3. Buddy Factor it up. Got friends in high places? I'm not talking government offices, but people you're connected to who have a high online profile. Mention them in your blogs and let them know you've name-dropped them. If you're lucky, they'll share the heck out of that stuff and you'll be on the radar of everyone in their networks in no time.
“Your current (or past) clients are your best promo tools. They have a special blend of interests in that they know all of your best bits AND they want their friends to have a great experience. When they play matchmaker and set you up on blind dates, you can bet the magic will unfold.”
4. You are what you wear
(Branding 101: Does this website make my biz look big?)
Who among us has not stood in front of their closet before a really important date changing clothes multiple times and checking their reflection from every angle?
(Come on. Fess up, men, you guys know you do it too.)
When finding your ideal client, your first date outfit is your business brand.
Self-styled branding provocateur Timothi Graham shares three essential small business branding secrets that will help you make a great first impression.
Nobody wants a wallflower. Whether you’re going for organic reach or plunking down your hard earned dough to get some paid action, you need to work it out.
Here are three tips to dressing up your brand so you won’t fade into the woodwork:
1. Provoke, don’t manipulate. Provocative branding comes from a place of truth, whereas manipulation comes from a place of telling people what they want to hear. People can always smell the difference. So bust out the Chanel No. 5 and show some skin.
2. Make sure your imagery is engaging. I’m talking lusty. People are motivated by desire and will always click on something that presses their buttons. Know what makes your audience drool and hit it. I’m talking thigh-highs people.
3. Don’t give away the store; be demure. Keep it short and sweet. Sometimes the little black dress says it all. So leave the sequins, tassels and animal prints at home. Always keep ‘em wondering and begging for more. We all love the feel of a good chase!

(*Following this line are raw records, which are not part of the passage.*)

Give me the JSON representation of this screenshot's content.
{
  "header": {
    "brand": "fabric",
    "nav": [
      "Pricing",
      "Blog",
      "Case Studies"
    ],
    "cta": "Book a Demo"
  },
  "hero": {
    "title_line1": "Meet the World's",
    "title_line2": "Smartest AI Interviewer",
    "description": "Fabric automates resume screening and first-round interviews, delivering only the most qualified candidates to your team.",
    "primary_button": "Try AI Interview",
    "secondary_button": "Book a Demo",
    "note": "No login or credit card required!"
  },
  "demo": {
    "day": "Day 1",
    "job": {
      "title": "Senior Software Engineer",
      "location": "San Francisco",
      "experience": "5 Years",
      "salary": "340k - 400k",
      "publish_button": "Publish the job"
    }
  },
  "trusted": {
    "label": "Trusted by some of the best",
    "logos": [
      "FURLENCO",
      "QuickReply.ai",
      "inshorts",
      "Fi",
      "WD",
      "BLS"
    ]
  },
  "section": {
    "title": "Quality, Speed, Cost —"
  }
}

“You wouldn’t show up for a date in your I’m-going-to-run-out-and-grab-some-toilet-paper-outfit. So why would you be so laissez-faire online? This is your date with destiny. Personal Branding is not something you try on when the spirit moves you, it’s a 24-hour gig. It requires commitment and needs to be ever-present in the myriad of ways you present yourself and your work.”
5. Matchmaker, matchmaker
(Or, paying someone to put you in front of the right people)
When you need to reach a specific kind of person, there’s a huge relief knowing you don’t have to physically go and find them yourself – you can pay someone to do that.
In this case, that someone wouldn’t be a matchmaker, but a social media platform. Jen Smith (no, she and the above Jen Smith are not clones – perhaps doppelgangers?) of Jen Smith Social shares these paid social ad tips:
- Identify WHO you want to target
- Determine your monthly budget
- Align your messaging with your audience - make it specific
- Test 3-4 different images
- Test your copy
- Review your ads after 1 week to determine performance and make changes to ads that aren't performing
- Aim for a 2% CTR or higher
- Track your conversions so you can determine ROI
- Rinse and repeat
"When you pay to advertise on social you get to show your ads to EXACTLY the right customers. Not only do you choose the right demographics such as male or female, 20s or 40s, but you also get to target based on interests and behaviors. Getting this targeted makes your advertising dollars more effective and makes sure your message is getting to the right audience."
Finding your customers might be a love story that never ends, but once you’ve enhanced your search strategy, commitment should come a little easier than a marriage proposal.